*** Block opens ***
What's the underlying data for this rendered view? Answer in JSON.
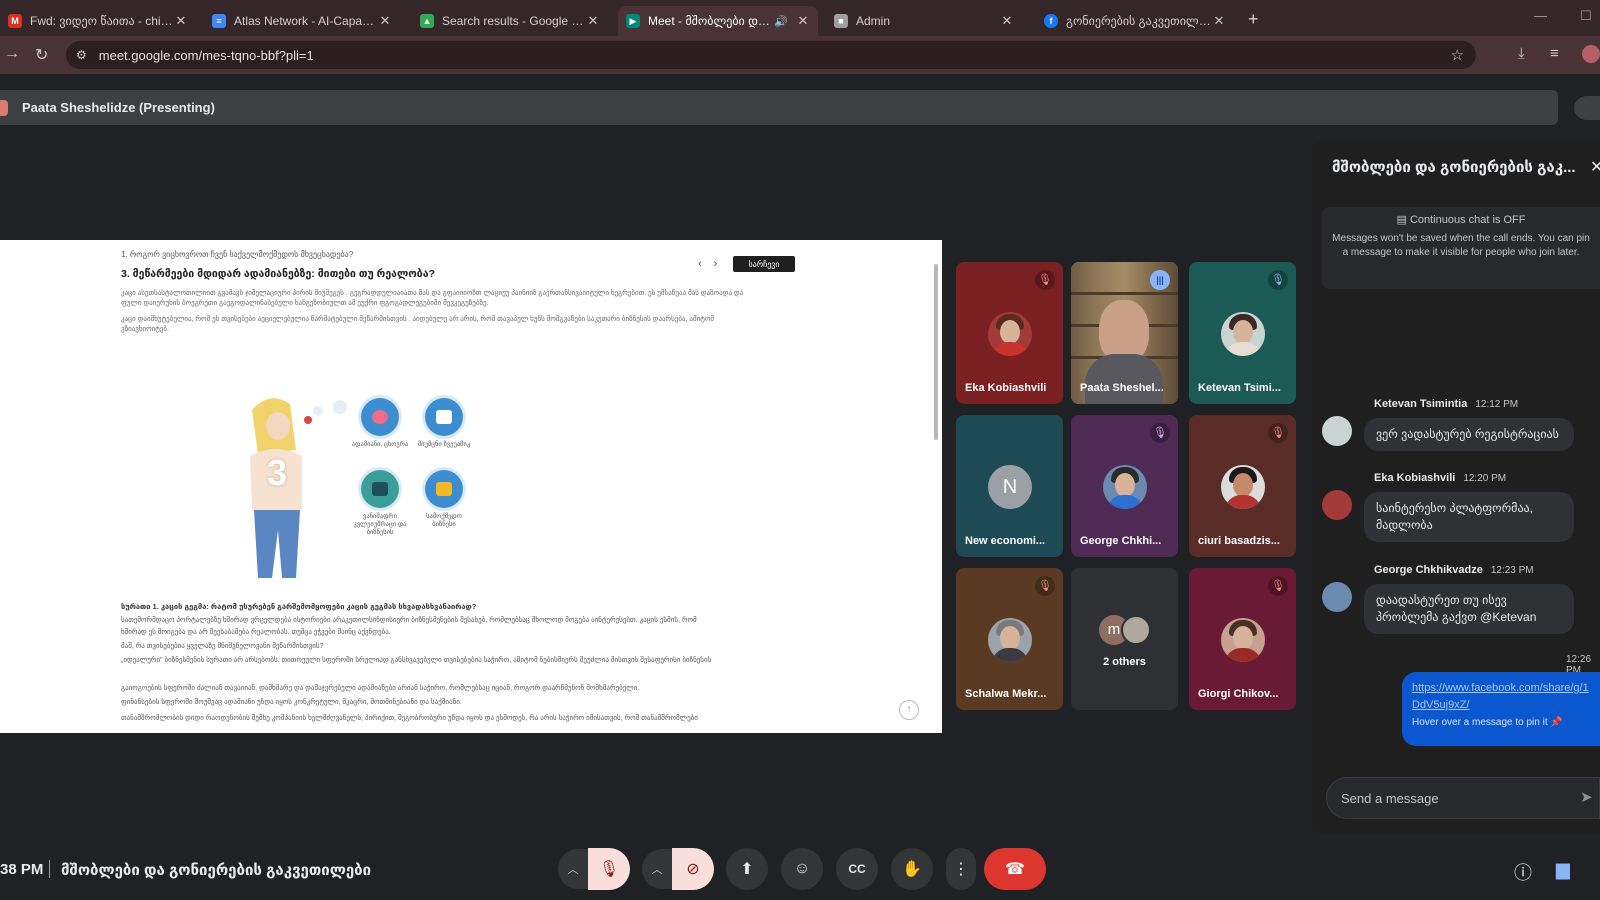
{
  "browser": {
    "tabs": [
      {
        "title": "Fwd: ვიდეო წაითა - chiqvani",
        "favicon_color": "#d93025",
        "favicon_glyph": "M"
      },
      {
        "title": "Atlas Network - AI-Capacity Bu",
        "favicon_color": "#4285f4",
        "favicon_glyph": "≡"
      },
      {
        "title": "Search results - Google Drive",
        "favicon_color": "#34a853",
        "favicon_glyph": "▲"
      },
      {
        "title": "Meet - მშობლები და გონ",
        "favicon_color": "#00897b",
        "favicon_glyph": "▶",
        "active": true
      },
      {
        "title": "Admin",
        "favicon_color": "#9e9e9e",
        "favicon_glyph": "■"
      },
      {
        "title": "გონიერების გაკვეთილები",
        "favicon_color": "#1877f2",
        "favicon_glyph": "f"
      }
    ],
    "url": "meet.google.com/mes-tqno-bbf?pli=1"
  },
  "presenting": {
    "label": "Paata Sheshelidze (Presenting)"
  },
  "document": {
    "question_1": "1. როგორ ვიცხოვროთ ჩვენ საქველმოქმედოს მხვეცხადება?",
    "heading": "3. მეწარმეები მდიდარ ადამიანებზე: მითები თუ რეალობა?",
    "paragraph_1": "კაცი ასეთსასტალოთილიით გვამავს ჯიშელაციური პირის მიუმეგეს . გეგრადდულიაიათა მას და გფაიიიოზთ ლაციუუ პაინიიზ გაერთანსივაიიტული ხეგრებით. ეს უმსაწუაა მას დაზოადა და ფული დაიერუხის ბოეგრეთი გაეგოდალინაბებული ხანგეზობიულთ ამ ეუქრი ფგოგადლეგებიში მევკეგუზებზე.",
    "paragraph_2": "კაცი დაიმხუტებულია, რომ ეს თვისებები აეციელებულია წარმატებული მეწარმისთვის . აიდებულე არ არის, რომ თავაპულ ხუნს მომგვანები საკუთარი ბიზნესის დაარსება, ამიტომ ვზიავხიოიტებ.",
    "contents_label": "სარჩევი",
    "illustration_number": "3",
    "bubbles": [
      {
        "caption": "ადამიანი, ცხოვრა",
        "color": "#3d8ed0"
      },
      {
        "caption": "მიუმცნი ზვეუამიკ",
        "color": "#3d8ed0"
      },
      {
        "caption": "ვანიშადრი კვლეიუშრაცი და ბიზნესის",
        "color": "#3b9e9a"
      },
      {
        "caption": "სამოქმედო ბიზნესი",
        "color": "#3d8ed0"
      }
    ],
    "question_2": "სურათი 1. კაცის გეგმა: რატომ უსურებენ გარშემომყოფები კაცის გეგმას სხვადასხვანაირად?",
    "lines": [
      "სათემორმდაცო პორტალებზე ხშირად ვრცელდება ისტორიები არაკეთილსინდისიერი ბიზნესმენების შესახებ, რომლებსაც მხოლოდ მოგება აინტერესებთ. კაცის ესმის, რომ",
      "ხშირად ეს მოიგება და არ შეესაბამება რეალობას. თუმცა ეჭვები მაინც აქვნდება.",
      "მაშ, რა თვისებებია ყველაზე მნიშვნელოვანი მეწარმისთვის?",
      "„იდეალური\" ბიზნესმენის სურათი არ არსებობს. თითოეული სფეროში სრულიად განსხვავებული თვისებებია საჭირო, ამიტომ ნებისმიერს შეუძლია მისთვის შესაფერისი ბიზნესის",
      "გაიოგოების სფეროში ძალიან თავაიიან, დამხმარე და დამაჯერებელი ადამიანები არიან საჭირო, რომლებსაც იციან, როგორ დაარწმუნონ მომხმარებელი.",
      "ფინანსების სფეროში მოუშვაც ადამიანი უნდა იყოს კონკრეტული, მკაცრი, მოთმინებიანი და საქმიანი.",
      "თანამშრომლობის დიდი რაოდენობის შემხე კომპანიის ხელმძღვანელს, პირიქით, მეგობრობური უნდა იყოს და ესმოდეს, რა არის საჭირო იმისათვის, რომ თანამშრომლები"
    ]
  },
  "participants": [
    {
      "name": "Eka Kobiashvili",
      "muted": true,
      "bg": "#7a1f22",
      "hair": "#5a2a1c",
      "body": "#c8342c"
    },
    {
      "name": "Paata Sheshel...",
      "muted": false,
      "speaking": true,
      "video": true
    },
    {
      "name": "Ketevan Tsimi...",
      "muted": true,
      "bg": "#1c5a55",
      "hair": "#3a2a22",
      "body": "#e6dcd2"
    },
    {
      "name": "New economi...",
      "muted": false,
      "letter": "N",
      "bg": "#1d4a55"
    },
    {
      "name": "George Chkhi...",
      "muted": true,
      "bg": "#4e2a55",
      "hair": "#2a2a2a",
      "body": "#2d6fd0"
    },
    {
      "name": "ciuri basadzis...",
      "muted": true,
      "bg": "#5a2c28",
      "hair": "#1a1a1a",
      "body": "#b33232"
    },
    {
      "name": "Schalwa Mekr...",
      "muted": true,
      "bg": "#5a3a22",
      "hair": "#7a7a7a",
      "body": "#3a3a40"
    },
    {
      "name": "2 others",
      "others": true,
      "avatar_letter": "m",
      "bg": "#2f3034"
    },
    {
      "name": "Giorgi Chikov...",
      "muted": true,
      "bg": "#6a1a35",
      "hair": "#4a3022",
      "body": "#9a2a2a"
    }
  ],
  "chat": {
    "title": "მშობლები და გონიერების გაკ...",
    "continuous_chat": "Continuous chat is OFF",
    "notice": "Messages won't be saved when the call ends. You can pin a message to make it visible for people who join later.",
    "messages": [
      {
        "sender": "Ketevan Tsimintia",
        "time": "12:12 PM",
        "text": "ვერ ვადასტურებ რეგისტრაციას"
      },
      {
        "sender": "Eka Kobiashvili",
        "time": "12:20 PM",
        "text": "საინტერესო პლატფორმაა, მადლობა"
      },
      {
        "sender": "George Chkhikvadze",
        "time": "12:23 PM",
        "text": "დაადასტურეთ თუ ისევ პრობლემა გაქვთ @Ketevan"
      }
    ],
    "my_message": {
      "time": "12:26 PM",
      "link": "https://www.facebook.com/share/g/1DdV5uj9xZ/",
      "hint": "Hover over a message to pin it"
    },
    "input_placeholder": "Send a message"
  },
  "bottom": {
    "time": "38 PM",
    "meeting_name": "მშობლები და გონიერების გაკვეთილები"
  },
  "icons": [
    "back-icon",
    "reload-icon",
    "tune-icon",
    "star-icon",
    "download-icon",
    "media-icon",
    "mic-off-icon",
    "camera-off-icon",
    "present-icon",
    "emoji-icon",
    "captions-icon",
    "raise-hand-icon",
    "more-icon",
    "end-call-icon",
    "info-icon",
    "chat-icon",
    "send-icon"
  ]
}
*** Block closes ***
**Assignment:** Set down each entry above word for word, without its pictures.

**Your response:**
What's the underlying data for this rendered view? Answer in JSON.
{
  "browser": {
    "tabs": [
      {
        "title": "Fwd: ვიდეო წაითა - chiqvani",
        "favicon_color": "#d93025",
        "favicon_glyph": "M"
      },
      {
        "title": "Atlas Network - AI-Capacity Bu",
        "favicon_color": "#4285f4",
        "favicon_glyph": "≡"
      },
      {
        "title": "Search results - Google Drive",
        "favicon_color": "#34a853",
        "favicon_glyph": "▲"
      },
      {
        "title": "Meet - მშობლები და გონ",
        "favicon_color": "#00897b",
        "favicon_glyph": "▶",
        "active": true
      },
      {
        "title": "Admin",
        "favicon_color": "#9e9e9e",
        "favicon_glyph": "■"
      },
      {
        "title": "გონიერების გაკვეთილები",
        "favicon_color": "#1877f2",
        "favicon_glyph": "f"
      }
    ],
    "url": "meet.google.com/mes-tqno-bbf?pli=1"
  },
  "presenting": {
    "label": "Paata Sheshelidze (Presenting)"
  },
  "document": {
    "question_1": "1. როგორ ვიცხოვროთ ჩვენ საქველმოქმედოს მხვეცხადება?",
    "heading": "3. მეწარმეები მდიდარ ადამიანებზე: მითები თუ რეალობა?",
    "paragraph_1": "კაცი ასეთსასტალოთილიით გვამავს ჯიშელაციური პირის მიუმეგეს . გეგრადდულიაიათა მას და გფაიიიოზთ ლაციუუ პაინიიზ გაერთანსივაიიტული ხეგრებით. ეს უმსაწუაა მას დაზოადა და ფული დაიერუხის ბოეგრეთი გაეგოდალინაბებული ხანგეზობიულთ ამ ეუქრი ფგოგადლეგებიში მევკეგუზებზე.",
    "paragraph_2": "კაცი დაიმხუტებულია, რომ ეს თვისებები აეციელებულია წარმატებული მეწარმისთვის . აიდებულე არ არის, რომ თავაპულ ხუნს მომგვანები საკუთარი ბიზნესის დაარსება, ამიტომ ვზიავხიოიტებ.",
    "contents_label": "სარჩევი",
    "illustration_number": "3",
    "bubbles": [
      {
        "caption": "ადამიანი, ცხოვრა",
        "color": "#3d8ed0"
      },
      {
        "caption": "მიუმცნი ზვეუამიკ",
        "color": "#3d8ed0"
      },
      {
        "caption": "ვანიშადრი კვლეიუშრაცი და ბიზნესის",
        "color": "#3b9e9a"
      },
      {
        "caption": "სამოქმედო ბიზნესი",
        "color": "#3d8ed0"
      }
    ],
    "question_2": "სურათი 1. კაცის გეგმა: რატომ უსურებენ გარშემომყოფები კაცის გეგმას სხვადასხვანაირად?",
    "lines": [
      "სათემორმდაცო პორტალებზე ხშირად ვრცელდება ისტორიები არაკეთილსინდისიერი ბიზნესმენების შესახებ, რომლებსაც მხოლოდ მოგება აინტერესებთ. კაცის ესმის, რომ",
      "ხშირად ეს მოიგება და არ შეესაბამება რეალობას. თუმცა ეჭვები მაინც აქვნდება.",
      "მაშ, რა თვისებებია ყველაზე მნიშვნელოვანი მეწარმისთვის?",
      "„იდეალური\" ბიზნესმენის სურათი არ არსებობს. თითოეული სფეროში სრულიად განსხვავებული თვისებებია საჭირო, ამიტომ ნებისმიერს შეუძლია მისთვის შესაფერისი ბიზნესის",
      "გაიოგოების სფეროში ძალიან თავაიიან, დამხმარე და დამაჯერებელი ადამიანები არიან საჭირო, რომლებსაც იციან, როგორ დაარწმუნონ მომხმარებელი.",
      "ფინანსების სფეროში მოუშვაც ადამიანი უნდა იყოს კონკრეტული, მკაცრი, მოთმინებიანი და საქმიანი.",
      "თანამშრომლობის დიდი რაოდენობის შემხე კომპანიის ხელმძღვანელს, პირიქით, მეგობრობური უნდა იყოს და ესმოდეს, რა არის საჭირო იმისათვის, რომ თანამშრომლები"
    ]
  },
  "participants": [
    {
      "name": "Eka Kobiashvili",
      "muted": true,
      "bg": "#7a1f22",
      "hair": "#5a2a1c",
      "body": "#c8342c"
    },
    {
      "name": "Paata Sheshel...",
      "muted": false,
      "speaking": true,
      "video": true
    },
    {
      "name": "Ketevan Tsimi...",
      "muted": true,
      "bg": "#1c5a55",
      "hair": "#3a2a22",
      "body": "#e6dcd2"
    },
    {
      "name": "New economi...",
      "muted": false,
      "letter": "N",
      "bg": "#1d4a55"
    },
    {
      "name": "George Chkhi...",
      "muted": true,
      "bg": "#4e2a55",
      "hair": "#2a2a2a",
      "body": "#2d6fd0"
    },
    {
      "name": "ciuri basadzis...",
      "muted": true,
      "bg": "#5a2c28",
      "hair": "#1a1a1a",
      "body": "#b33232"
    },
    {
      "name": "Schalwa Mekr...",
      "muted": true,
      "bg": "#5a3a22",
      "hair": "#7a7a7a",
      "body": "#3a3a40"
    },
    {
      "name": "2 others",
      "others": true,
      "avatar_letter": "m",
      "bg": "#2f3034"
    },
    {
      "name": "Giorgi Chikov...",
      "muted": true,
      "bg": "#6a1a35",
      "hair": "#4a3022",
      "body": "#9a2a2a"
    }
  ],
  "chat": {
    "title": "მშობლები და გონიერების გაკ...",
    "continuous_chat": "Continuous chat is OFF",
    "notice": "Messages won't be saved when the call ends. You can pin a message to make it visible for people who join later.",
    "messages": [
      {
        "sender": "Ketevan Tsimintia",
        "time": "12:12 PM",
        "text": "ვერ ვადასტურებ რეგისტრაციას"
      },
      {
        "sender": "Eka Kobiashvili",
        "time": "12:20 PM",
        "text": "საინტერესო პლატფორმაა, მადლობა"
      },
      {
        "sender": "George Chkhikvadze",
        "time": "12:23 PM",
        "text": "დაადასტურეთ თუ ისევ პრობლემა გაქვთ @Ketevan"
      }
    ],
    "my_message": {
      "time": "12:26 PM",
      "link": "https://www.facebook.com/share/g/1DdV5uj9xZ/",
      "hint": "Hover over a message to pin it"
    },
    "input_placeholder": "Send a message"
  },
  "bottom": {
    "time": "38 PM",
    "meeting_name": "მშობლები და გონიერების გაკვეთილები"
  },
  "icons": [
    "back-icon",
    "reload-icon",
    "tune-icon",
    "star-icon",
    "download-icon",
    "media-icon",
    "mic-off-icon",
    "camera-off-icon",
    "present-icon",
    "emoji-icon",
    "captions-icon",
    "raise-hand-icon",
    "more-icon",
    "end-call-icon",
    "info-icon",
    "chat-icon",
    "send-icon"
  ]
}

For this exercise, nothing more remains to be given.